Task requirements:
Starting from the first line, set down the entire listing exactly.

Supplied data:

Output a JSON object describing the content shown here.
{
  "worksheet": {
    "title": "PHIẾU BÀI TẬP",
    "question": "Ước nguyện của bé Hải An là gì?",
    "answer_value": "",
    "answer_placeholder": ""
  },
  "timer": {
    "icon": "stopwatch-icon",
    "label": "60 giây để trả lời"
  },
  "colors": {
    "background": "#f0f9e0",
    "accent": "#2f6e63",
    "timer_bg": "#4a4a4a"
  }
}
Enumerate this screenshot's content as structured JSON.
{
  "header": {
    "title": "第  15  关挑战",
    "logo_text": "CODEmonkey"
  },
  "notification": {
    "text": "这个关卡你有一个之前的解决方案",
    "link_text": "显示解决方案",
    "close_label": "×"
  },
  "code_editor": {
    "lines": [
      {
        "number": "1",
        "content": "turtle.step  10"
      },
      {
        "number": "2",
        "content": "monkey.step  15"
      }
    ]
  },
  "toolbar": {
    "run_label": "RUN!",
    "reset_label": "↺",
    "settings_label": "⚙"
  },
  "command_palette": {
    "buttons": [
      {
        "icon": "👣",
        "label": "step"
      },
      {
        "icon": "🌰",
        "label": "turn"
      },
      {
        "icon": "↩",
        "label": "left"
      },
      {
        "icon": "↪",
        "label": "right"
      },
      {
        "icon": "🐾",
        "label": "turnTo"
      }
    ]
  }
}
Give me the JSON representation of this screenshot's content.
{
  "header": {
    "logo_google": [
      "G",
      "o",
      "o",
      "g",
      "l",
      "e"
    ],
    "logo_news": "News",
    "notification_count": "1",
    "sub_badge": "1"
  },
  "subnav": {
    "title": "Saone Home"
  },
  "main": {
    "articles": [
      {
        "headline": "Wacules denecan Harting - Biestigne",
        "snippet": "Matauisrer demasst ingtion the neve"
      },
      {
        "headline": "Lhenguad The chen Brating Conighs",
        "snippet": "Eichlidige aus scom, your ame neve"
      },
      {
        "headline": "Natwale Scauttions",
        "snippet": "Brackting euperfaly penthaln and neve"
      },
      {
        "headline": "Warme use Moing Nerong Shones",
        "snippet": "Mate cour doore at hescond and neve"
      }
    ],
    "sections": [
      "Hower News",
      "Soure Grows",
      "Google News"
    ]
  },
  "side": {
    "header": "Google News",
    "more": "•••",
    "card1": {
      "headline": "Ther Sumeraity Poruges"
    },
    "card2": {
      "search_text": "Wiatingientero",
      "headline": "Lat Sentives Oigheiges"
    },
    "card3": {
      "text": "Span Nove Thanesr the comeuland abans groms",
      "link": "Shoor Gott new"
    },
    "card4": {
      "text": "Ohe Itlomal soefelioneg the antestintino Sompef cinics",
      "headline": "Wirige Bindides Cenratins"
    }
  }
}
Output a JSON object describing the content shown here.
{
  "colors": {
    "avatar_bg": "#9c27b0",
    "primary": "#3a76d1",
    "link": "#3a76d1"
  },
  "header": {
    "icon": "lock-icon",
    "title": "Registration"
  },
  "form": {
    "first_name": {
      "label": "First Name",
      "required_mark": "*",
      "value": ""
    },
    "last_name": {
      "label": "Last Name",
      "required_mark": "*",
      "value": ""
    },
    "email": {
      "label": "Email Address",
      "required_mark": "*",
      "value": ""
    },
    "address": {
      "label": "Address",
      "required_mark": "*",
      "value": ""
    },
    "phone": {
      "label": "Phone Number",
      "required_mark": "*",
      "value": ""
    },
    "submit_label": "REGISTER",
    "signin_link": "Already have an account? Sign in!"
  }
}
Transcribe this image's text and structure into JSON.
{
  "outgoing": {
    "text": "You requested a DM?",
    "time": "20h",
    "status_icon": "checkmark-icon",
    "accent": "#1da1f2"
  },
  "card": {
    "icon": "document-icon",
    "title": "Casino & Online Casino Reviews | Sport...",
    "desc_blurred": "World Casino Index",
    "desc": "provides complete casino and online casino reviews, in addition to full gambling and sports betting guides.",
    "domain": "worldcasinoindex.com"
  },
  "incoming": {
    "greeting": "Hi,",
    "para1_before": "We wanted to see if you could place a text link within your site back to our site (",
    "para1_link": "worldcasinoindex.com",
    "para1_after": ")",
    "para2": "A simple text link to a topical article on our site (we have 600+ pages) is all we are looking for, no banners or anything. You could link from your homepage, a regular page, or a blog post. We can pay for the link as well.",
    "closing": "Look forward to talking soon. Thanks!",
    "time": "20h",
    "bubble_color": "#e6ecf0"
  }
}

Task answer:
Output a JSON object describing the content shown here.
{
  "worksheet": {
    "title": "PHIẾU BÀI TẬP",
    "question": "Ước nguyện của bé Hải An là gì?",
    "answer_value": "",
    "answer_placeholder": ""
  },
  "timer": {
    "icon": "stopwatch-icon",
    "label": "60 giây để trả lời"
  },
  "colors": {
    "background": "#f0f9e0",
    "accent": "#2f6e63",
    "timer_bg": "#4a4a4a"
  }
}
Enumerate this screenshot's content as structured JSON.
{
  "header": {
    "title": "第  15  关挑战",
    "logo_text": "CODEmonkey"
  },
  "notification": {
    "text": "这个关卡你有一个之前的解决方案",
    "link_text": "显示解决方案",
    "close_label": "×"
  },
  "code_editor": {
    "lines": [
      {
        "number": "1",
        "content": "turtle.step  10"
      },
      {
        "number": "2",
        "content": "monkey.step  15"
      }
    ]
  },
  "toolbar": {
    "run_label": "RUN!",
    "reset_label": "↺",
    "settings_label": "⚙"
  },
  "command_palette": {
    "buttons": [
      {
        "icon": "👣",
        "label": "step"
      },
      {
        "icon": "🌰",
        "label": "turn"
      },
      {
        "icon": "↩",
        "label": "left"
      },
      {
        "icon": "↪",
        "label": "right"
      },
      {
        "icon": "🐾",
        "label": "turnTo"
      }
    ]
  }
}
Give me the JSON representation of this screenshot's content.
{
  "header": {
    "logo_google": [
      "G",
      "o",
      "o",
      "g",
      "l",
      "e"
    ],
    "logo_news": "News",
    "notification_count": "1",
    "sub_badge": "1"
  },
  "subnav": {
    "title": "Saone Home"
  },
  "main": {
    "articles": [
      {
        "headline": "Wacules denecan Harting - Biestigne",
        "snippet": "Matauisrer demasst ingtion the neve"
      },
      {
        "headline": "Lhenguad The chen Brating Conighs",
        "snippet": "Eichlidige aus scom, your ame neve"
      },
      {
        "headline": "Natwale Scauttions",
        "snippet": "Brackting euperfaly penthaln and neve"
      },
      {
        "headline": "Warme use Moing Nerong Shones",
        "snippet": "Mate cour doore at hescond and neve"
      }
    ],
    "sections": [
      "Hower News",
      "Soure Grows",
      "Google News"
    ]
  },
  "side": {
    "header": "Google News",
    "more": "•••",
    "card1": {
      "headline": "Ther Sumeraity Poruges"
    },
    "card2": {
      "search_text": "Wiatingientero",
      "headline": "Lat Sentives Oigheiges"
    },
    "card3": {
      "text": "Span Nove Thanesr the comeuland abans groms",
      "link": "Shoor Gott new"
    },
    "card4": {
      "text": "Ohe Itlomal soefelioneg the antestintino Sompef cinics",
      "headline": "Wirige Bindides Cenratins"
    }
  }
}
Output a JSON object describing the content shown here.
{
  "colors": {
    "avatar_bg": "#9c27b0",
    "primary": "#3a76d1",
    "link": "#3a76d1"
  },
  "header": {
    "icon": "lock-icon",
    "title": "Registration"
  },
  "form": {
    "first_name": {
      "label": "First Name",
      "required_mark": "*",
      "value": ""
    },
    "last_name": {
      "label": "Last Name",
      "required_mark": "*",
      "value": ""
    },
    "email": {
      "label": "Email Address",
      "required_mark": "*",
      "value": ""
    },
    "address": {
      "label": "Address",
      "required_mark": "*",
      "value": ""
    },
    "phone": {
      "label": "Phone Number",
      "required_mark": "*",
      "value": ""
    },
    "submit_label": "REGISTER",
    "signin_link": "Already have an account? Sign in!"
  }
}
Transcribe this image's text and structure into JSON.
{
  "outgoing": {
    "text": "You requested a DM?",
    "time": "20h",
    "status_icon": "checkmark-icon",
    "accent": "#1da1f2"
  },
  "card": {
    "icon": "document-icon",
    "title": "Casino & Online Casino Reviews | Sport...",
    "desc_blurred": "World Casino Index",
    "desc": "provides complete casino and online casino reviews, in addition to full gambling and sports betting guides.",
    "domain": "worldcasinoindex.com"
  },
  "incoming": {
    "greeting": "Hi,",
    "para1_before": "We wanted to see if you could place a text link within your site back to our site (",
    "para1_link": "worldcasinoindex.com",
    "para1_after": ")",
    "para2": "A simple text link to a topical article on our site (we have 600+ pages) is all we are looking for, no banners or anything. You could link from your homepage, a regular page, or a blog post. We can pay for the link as well.",
    "closing": "Look forward to talking soon. Thanks!",
    "time": "20h",
    "bubble_color": "#e6ecf0"
  }
}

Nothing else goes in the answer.